» WHAT THE TASK ASKS
All the entries, exactly as they read, must be written out again.

» DATA EXCERPTS
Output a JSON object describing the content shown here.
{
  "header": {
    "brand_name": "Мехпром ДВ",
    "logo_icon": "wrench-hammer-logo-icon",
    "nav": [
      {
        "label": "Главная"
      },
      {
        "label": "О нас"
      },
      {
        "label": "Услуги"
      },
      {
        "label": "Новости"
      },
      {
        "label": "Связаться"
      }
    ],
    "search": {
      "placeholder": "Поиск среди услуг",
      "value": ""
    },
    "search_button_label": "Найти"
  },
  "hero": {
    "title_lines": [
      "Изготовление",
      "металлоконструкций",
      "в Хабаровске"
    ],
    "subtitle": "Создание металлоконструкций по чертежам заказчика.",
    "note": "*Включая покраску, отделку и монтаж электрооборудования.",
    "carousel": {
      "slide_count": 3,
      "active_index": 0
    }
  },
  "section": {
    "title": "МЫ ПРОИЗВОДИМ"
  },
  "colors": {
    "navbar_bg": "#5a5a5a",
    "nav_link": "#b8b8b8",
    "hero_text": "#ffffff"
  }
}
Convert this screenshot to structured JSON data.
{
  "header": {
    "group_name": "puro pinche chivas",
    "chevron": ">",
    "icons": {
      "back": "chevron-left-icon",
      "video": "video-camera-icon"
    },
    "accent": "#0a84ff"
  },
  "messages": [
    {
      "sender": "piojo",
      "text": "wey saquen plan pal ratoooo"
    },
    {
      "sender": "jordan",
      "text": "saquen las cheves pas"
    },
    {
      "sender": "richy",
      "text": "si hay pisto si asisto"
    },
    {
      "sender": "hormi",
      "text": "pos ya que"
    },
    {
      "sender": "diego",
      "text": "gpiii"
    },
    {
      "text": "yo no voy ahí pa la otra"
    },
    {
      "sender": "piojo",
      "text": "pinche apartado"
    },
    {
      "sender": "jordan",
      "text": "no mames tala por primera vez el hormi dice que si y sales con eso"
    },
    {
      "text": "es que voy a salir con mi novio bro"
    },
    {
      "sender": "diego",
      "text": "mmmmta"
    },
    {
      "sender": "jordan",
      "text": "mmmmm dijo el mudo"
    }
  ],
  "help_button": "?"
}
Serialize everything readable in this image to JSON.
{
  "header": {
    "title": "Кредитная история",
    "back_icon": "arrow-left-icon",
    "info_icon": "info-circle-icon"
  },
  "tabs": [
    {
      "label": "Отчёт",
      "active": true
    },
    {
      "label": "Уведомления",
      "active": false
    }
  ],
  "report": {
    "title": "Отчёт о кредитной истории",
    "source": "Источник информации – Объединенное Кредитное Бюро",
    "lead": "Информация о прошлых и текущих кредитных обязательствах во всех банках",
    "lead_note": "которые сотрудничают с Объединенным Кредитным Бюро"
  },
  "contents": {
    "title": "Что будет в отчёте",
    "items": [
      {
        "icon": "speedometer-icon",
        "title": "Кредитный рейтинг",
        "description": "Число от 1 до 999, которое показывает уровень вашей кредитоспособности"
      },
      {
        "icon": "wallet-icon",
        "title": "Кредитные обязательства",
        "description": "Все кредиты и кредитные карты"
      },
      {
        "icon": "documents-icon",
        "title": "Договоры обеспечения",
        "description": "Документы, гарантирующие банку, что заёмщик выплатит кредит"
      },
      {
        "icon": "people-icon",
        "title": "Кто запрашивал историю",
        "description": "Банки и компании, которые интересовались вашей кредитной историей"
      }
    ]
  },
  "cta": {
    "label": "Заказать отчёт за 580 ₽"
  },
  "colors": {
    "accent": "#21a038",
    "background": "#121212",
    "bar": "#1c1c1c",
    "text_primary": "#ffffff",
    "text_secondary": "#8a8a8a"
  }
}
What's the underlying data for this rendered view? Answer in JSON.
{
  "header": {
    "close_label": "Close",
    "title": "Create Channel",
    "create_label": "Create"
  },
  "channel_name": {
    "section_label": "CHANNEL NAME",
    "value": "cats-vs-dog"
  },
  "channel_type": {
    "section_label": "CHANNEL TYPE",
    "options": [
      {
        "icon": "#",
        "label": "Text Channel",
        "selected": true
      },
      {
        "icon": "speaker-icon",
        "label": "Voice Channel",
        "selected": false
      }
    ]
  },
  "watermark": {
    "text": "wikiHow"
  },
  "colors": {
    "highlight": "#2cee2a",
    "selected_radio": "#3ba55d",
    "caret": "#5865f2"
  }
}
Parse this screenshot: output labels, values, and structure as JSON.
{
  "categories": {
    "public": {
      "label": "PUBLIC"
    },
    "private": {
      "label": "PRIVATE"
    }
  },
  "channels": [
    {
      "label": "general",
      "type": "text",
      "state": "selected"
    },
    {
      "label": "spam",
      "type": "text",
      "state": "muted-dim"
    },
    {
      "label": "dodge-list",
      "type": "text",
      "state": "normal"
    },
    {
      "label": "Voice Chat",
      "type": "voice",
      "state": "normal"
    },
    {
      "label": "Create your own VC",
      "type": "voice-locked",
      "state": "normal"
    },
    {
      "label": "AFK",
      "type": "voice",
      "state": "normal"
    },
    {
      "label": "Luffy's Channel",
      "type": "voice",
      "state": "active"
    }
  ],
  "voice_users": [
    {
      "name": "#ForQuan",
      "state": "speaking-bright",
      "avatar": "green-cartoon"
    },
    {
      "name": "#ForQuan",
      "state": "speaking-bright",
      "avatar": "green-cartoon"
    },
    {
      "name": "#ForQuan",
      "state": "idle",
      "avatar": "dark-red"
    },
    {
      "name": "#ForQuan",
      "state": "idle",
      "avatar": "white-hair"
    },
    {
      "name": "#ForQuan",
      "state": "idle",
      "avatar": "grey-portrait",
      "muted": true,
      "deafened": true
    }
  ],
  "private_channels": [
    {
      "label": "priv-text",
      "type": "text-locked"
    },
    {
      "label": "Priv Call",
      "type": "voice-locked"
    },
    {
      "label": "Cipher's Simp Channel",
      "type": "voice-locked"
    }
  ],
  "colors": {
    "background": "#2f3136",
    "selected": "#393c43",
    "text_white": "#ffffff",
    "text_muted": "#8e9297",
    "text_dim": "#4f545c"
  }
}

» TASK OUTPUT
Output a JSON object describing the content shown here.
{
  "header": {
    "brand_name": "Мехпром ДВ",
    "logo_icon": "wrench-hammer-logo-icon",
    "nav": [
      {
        "label": "Главная"
      },
      {
        "label": "О нас"
      },
      {
        "label": "Услуги"
      },
      {
        "label": "Новости"
      },
      {
        "label": "Связаться"
      }
    ],
    "search": {
      "placeholder": "Поиск среди услуг",
      "value": ""
    },
    "search_button_label": "Найти"
  },
  "hero": {
    "title_lines": [
      "Изготовление",
      "металлоконструкций",
      "в Хабаровске"
    ],
    "subtitle": "Создание металлоконструкций по чертежам заказчика.",
    "note": "*Включая покраску, отделку и монтаж электрооборудования.",
    "carousel": {
      "slide_count": 3,
      "active_index": 0
    }
  },
  "section": {
    "title": "МЫ ПРОИЗВОДИМ"
  },
  "colors": {
    "navbar_bg": "#5a5a5a",
    "nav_link": "#b8b8b8",
    "hero_text": "#ffffff"
  }
}
Convert this screenshot to structured JSON data.
{
  "header": {
    "group_name": "puro pinche chivas",
    "chevron": ">",
    "icons": {
      "back": "chevron-left-icon",
      "video": "video-camera-icon"
    },
    "accent": "#0a84ff"
  },
  "messages": [
    {
      "sender": "piojo",
      "text": "wey saquen plan pal ratoooo"
    },
    {
      "sender": "jordan",
      "text": "saquen las cheves pas"
    },
    {
      "sender": "richy",
      "text": "si hay pisto si asisto"
    },
    {
      "sender": "hormi",
      "text": "pos ya que"
    },
    {
      "sender": "diego",
      "text": "gpiii"
    },
    {
      "text": "yo no voy ahí pa la otra"
    },
    {
      "sender": "piojo",
      "text": "pinche apartado"
    },
    {
      "sender": "jordan",
      "text": "no mames tala por primera vez el hormi dice que si y sales con eso"
    },
    {
      "text": "es que voy a salir con mi novio bro"
    },
    {
      "sender": "diego",
      "text": "mmmmta"
    },
    {
      "sender": "jordan",
      "text": "mmmmm dijo el mudo"
    }
  ],
  "help_button": "?"
}
Serialize everything readable in this image to JSON.
{
  "header": {
    "title": "Кредитная история",
    "back_icon": "arrow-left-icon",
    "info_icon": "info-circle-icon"
  },
  "tabs": [
    {
      "label": "Отчёт",
      "active": true
    },
    {
      "label": "Уведомления",
      "active": false
    }
  ],
  "report": {
    "title": "Отчёт о кредитной истории",
    "source": "Источник информации – Объединенное Кредитное Бюро",
    "lead": "Информация о прошлых и текущих кредитных обязательствах во всех банках",
    "lead_note": "которые сотрудничают с Объединенным Кредитным Бюро"
  },
  "contents": {
    "title": "Что будет в отчёте",
    "items": [
      {
        "icon": "speedometer-icon",
        "title": "Кредитный рейтинг",
        "description": "Число от 1 до 999, которое показывает уровень вашей кредитоспособности"
      },
      {
        "icon": "wallet-icon",
        "title": "Кредитные обязательства",
        "description": "Все кредиты и кредитные карты"
      },
      {
        "icon": "documents-icon",
        "title": "Договоры обеспечения",
        "description": "Документы, гарантирующие банку, что заёмщик выплатит кредит"
      },
      {
        "icon": "people-icon",
        "title": "Кто запрашивал историю",
        "description": "Банки и компании, которые интересовались вашей кредитной историей"
      }
    ]
  },
  "cta": {
    "label": "Заказать отчёт за 580 ₽"
  },
  "colors": {
    "accent": "#21a038",
    "background": "#121212",
    "bar": "#1c1c1c",
    "text_primary": "#ffffff",
    "text_secondary": "#8a8a8a"
  }
}
What's the underlying data for this rendered view? Answer in JSON.
{
  "header": {
    "close_label": "Close",
    "title": "Create Channel",
    "create_label": "Create"
  },
  "channel_name": {
    "section_label": "CHANNEL NAME",
    "value": "cats-vs-dog"
  },
  "channel_type": {
    "section_label": "CHANNEL TYPE",
    "options": [
      {
        "icon": "#",
        "label": "Text Channel",
        "selected": true
      },
      {
        "icon": "speaker-icon",
        "label": "Voice Channel",
        "selected": false
      }
    ]
  },
  "watermark": {
    "text": "wikiHow"
  },
  "colors": {
    "highlight": "#2cee2a",
    "selected_radio": "#3ba55d",
    "caret": "#5865f2"
  }
}
Parse this screenshot: output labels, values, and structure as JSON.
{
  "categories": {
    "public": {
      "label": "PUBLIC"
    },
    "private": {
      "label": "PRIVATE"
    }
  },
  "channels": [
    {
      "label": "general",
      "type": "text",
      "state": "selected"
    },
    {
      "label": "spam",
      "type": "text",
      "state": "muted-dim"
    },
    {
      "label": "dodge-list",
      "type": "text",
      "state": "normal"
    },
    {
      "label": "Voice Chat",
      "type": "voice",
      "state": "normal"
    },
    {
      "label": "Create your own VC",
      "type": "voice-locked",
      "state": "normal"
    },
    {
      "label": "AFK",
      "type": "voice",
      "state": "normal"
    },
    {
      "label": "Luffy's Channel",
      "type": "voice",
      "state": "active"
    }
  ],
  "voice_users": [
    {
      "name": "#ForQuan",
      "state": "speaking-bright",
      "avatar": "green-cartoon"
    },
    {
      "name": "#ForQuan",
      "state": "speaking-bright",
      "avatar": "green-cartoon"
    },
    {
      "name": "#ForQuan",
      "state": "idle",
      "avatar": "dark-red"
    },
    {
      "name": "#ForQuan",
      "state": "idle",
      "avatar": "white-hair"
    },
    {
      "name": "#ForQuan",
      "state": "idle",
      "avatar": "grey-portrait",
      "muted": true,
      "deafened": true
    }
  ],
  "private_channels": [
    {
      "label": "priv-text",
      "type": "text-locked"
    },
    {
      "label": "Priv Call",
      "type": "voice-locked"
    },
    {
      "label": "Cipher's Simp Channel",
      "type": "voice-locked"
    }
  ],
  "colors": {
    "background": "#2f3136",
    "selected": "#393c43",
    "text_white": "#ffffff",
    "text_muted": "#8e9297",
    "text_dim": "#4f545c"
  }
}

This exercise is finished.